Tetanus is caused by the bacterium Clostridium tetani, the spores of which are widespread in the environment. The disease is caused by the action of a neurotoxin, produced by the bacteria when they grow in the absence of oxygen, e.g. in dirty wounds or in the umbilical cord if it is cut with a non-sterile instrument.
Tetanus is characterized by muscle spasms, initially in the jaw muscles. As the disease progresses, mild stimuli may trigger generalized tetanic seizure-like activity, which contributes to serious complications and eventually death unless supportive treatment is given.

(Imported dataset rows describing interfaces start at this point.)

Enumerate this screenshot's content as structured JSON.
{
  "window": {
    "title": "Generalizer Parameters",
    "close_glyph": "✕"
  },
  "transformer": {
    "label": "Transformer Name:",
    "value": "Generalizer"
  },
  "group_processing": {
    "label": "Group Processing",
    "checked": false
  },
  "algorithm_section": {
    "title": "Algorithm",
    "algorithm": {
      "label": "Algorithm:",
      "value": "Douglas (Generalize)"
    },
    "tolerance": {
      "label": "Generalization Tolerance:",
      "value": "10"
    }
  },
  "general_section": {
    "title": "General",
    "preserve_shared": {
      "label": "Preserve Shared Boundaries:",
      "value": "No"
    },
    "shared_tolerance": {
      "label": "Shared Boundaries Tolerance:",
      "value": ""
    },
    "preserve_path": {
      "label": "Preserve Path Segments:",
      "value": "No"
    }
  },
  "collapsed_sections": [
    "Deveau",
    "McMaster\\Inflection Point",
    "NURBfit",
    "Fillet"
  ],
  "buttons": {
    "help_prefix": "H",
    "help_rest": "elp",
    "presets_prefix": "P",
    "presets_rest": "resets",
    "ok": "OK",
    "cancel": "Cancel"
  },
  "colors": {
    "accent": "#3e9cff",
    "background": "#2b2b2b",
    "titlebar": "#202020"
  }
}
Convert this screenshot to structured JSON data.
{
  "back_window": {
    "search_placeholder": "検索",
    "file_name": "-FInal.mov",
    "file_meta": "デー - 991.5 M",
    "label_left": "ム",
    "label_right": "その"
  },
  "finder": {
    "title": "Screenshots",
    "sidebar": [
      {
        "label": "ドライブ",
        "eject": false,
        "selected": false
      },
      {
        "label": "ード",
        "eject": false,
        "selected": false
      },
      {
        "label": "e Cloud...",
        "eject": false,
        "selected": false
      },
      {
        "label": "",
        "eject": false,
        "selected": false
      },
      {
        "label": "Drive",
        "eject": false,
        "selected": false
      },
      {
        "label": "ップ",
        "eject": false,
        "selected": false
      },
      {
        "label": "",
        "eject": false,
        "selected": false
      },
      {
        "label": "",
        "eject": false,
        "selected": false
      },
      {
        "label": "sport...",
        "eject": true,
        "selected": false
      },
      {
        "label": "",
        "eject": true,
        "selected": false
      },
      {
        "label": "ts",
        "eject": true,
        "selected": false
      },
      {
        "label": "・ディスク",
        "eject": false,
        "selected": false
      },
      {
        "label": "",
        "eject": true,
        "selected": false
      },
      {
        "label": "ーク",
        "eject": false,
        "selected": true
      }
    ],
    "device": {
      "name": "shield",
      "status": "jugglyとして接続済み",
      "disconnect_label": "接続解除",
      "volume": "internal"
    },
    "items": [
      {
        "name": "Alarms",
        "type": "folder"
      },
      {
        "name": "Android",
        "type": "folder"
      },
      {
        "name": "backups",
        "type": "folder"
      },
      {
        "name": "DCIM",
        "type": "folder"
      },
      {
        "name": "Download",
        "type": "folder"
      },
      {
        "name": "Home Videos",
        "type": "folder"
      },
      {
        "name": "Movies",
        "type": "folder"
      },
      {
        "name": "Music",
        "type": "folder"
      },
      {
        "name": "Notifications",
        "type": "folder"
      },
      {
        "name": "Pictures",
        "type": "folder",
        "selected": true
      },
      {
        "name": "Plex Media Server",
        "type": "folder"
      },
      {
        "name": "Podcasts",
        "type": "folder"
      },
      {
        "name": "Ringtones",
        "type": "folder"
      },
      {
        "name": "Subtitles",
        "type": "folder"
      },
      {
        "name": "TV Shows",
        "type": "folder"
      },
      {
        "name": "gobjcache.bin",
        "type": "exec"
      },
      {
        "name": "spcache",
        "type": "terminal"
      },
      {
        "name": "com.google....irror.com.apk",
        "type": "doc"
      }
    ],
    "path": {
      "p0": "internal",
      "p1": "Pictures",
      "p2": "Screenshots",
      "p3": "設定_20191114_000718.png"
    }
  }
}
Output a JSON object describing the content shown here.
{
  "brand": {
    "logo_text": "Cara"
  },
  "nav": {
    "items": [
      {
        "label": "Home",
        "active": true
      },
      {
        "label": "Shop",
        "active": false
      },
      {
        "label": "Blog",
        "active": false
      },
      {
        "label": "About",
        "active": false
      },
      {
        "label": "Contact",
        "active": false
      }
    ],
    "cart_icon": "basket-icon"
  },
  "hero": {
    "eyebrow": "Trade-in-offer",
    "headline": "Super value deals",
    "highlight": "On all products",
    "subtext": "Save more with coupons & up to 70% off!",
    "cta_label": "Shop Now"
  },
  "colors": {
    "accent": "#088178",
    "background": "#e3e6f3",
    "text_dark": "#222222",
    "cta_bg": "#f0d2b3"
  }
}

Tetanus can be prevented by the administration of tetanus toxoid, which induces specific antitoxins. To prevent maternal and neonatal tetanus, appropriate doses of tetanus toxoid need to be given to the mother before or during pregnancy, and clean delivery and cord care practices need to be ensured.